++++ Records supplied ++++

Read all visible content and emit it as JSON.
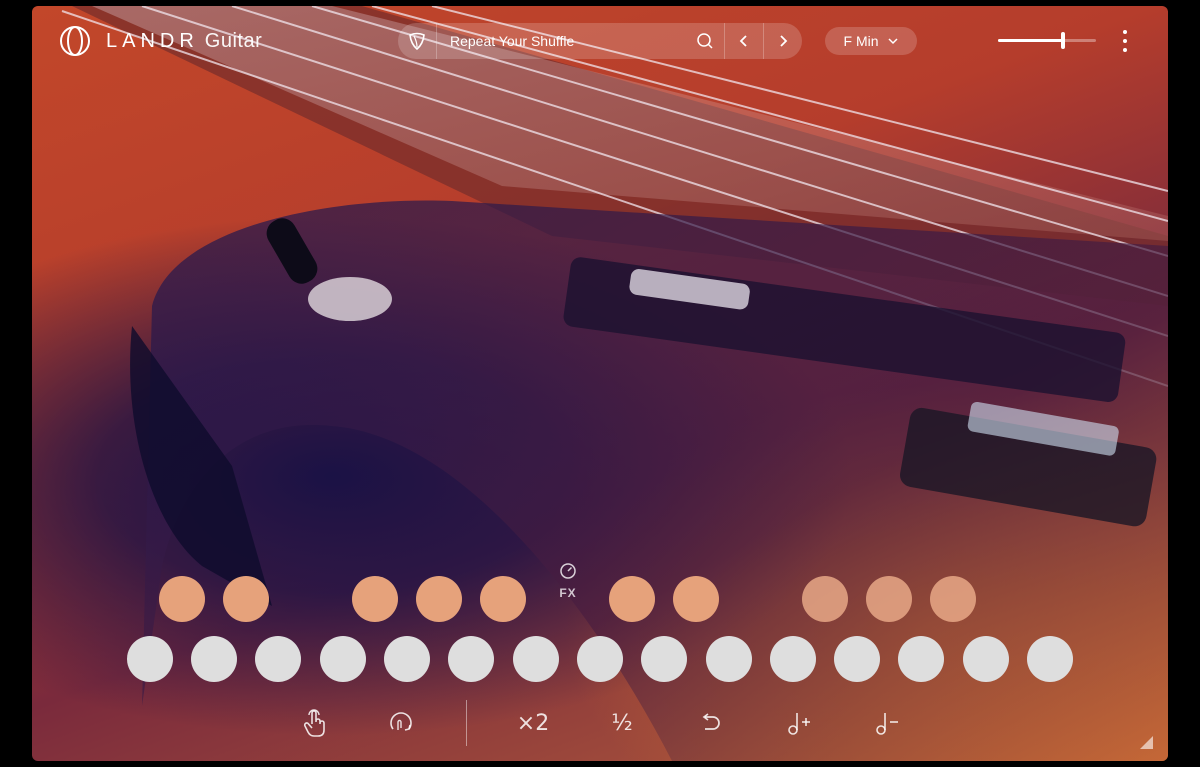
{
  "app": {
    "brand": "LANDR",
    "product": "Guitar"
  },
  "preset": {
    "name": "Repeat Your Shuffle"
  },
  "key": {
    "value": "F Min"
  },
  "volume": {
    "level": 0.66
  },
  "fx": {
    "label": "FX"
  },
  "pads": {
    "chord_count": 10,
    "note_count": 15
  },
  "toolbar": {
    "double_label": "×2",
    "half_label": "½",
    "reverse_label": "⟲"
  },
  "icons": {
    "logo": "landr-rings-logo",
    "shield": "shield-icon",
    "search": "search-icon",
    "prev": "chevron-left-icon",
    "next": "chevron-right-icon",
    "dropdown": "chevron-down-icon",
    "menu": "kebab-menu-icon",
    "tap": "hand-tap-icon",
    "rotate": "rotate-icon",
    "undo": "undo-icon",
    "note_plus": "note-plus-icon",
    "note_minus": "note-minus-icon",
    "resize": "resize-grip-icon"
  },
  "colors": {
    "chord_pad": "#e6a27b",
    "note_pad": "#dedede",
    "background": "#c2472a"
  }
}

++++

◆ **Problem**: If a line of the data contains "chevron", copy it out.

◆ **Response for this exercise**:
    "prev": "chevron-left-icon",
    "next": "chevron-right-icon",
    "dropdown": "chevron-down-icon",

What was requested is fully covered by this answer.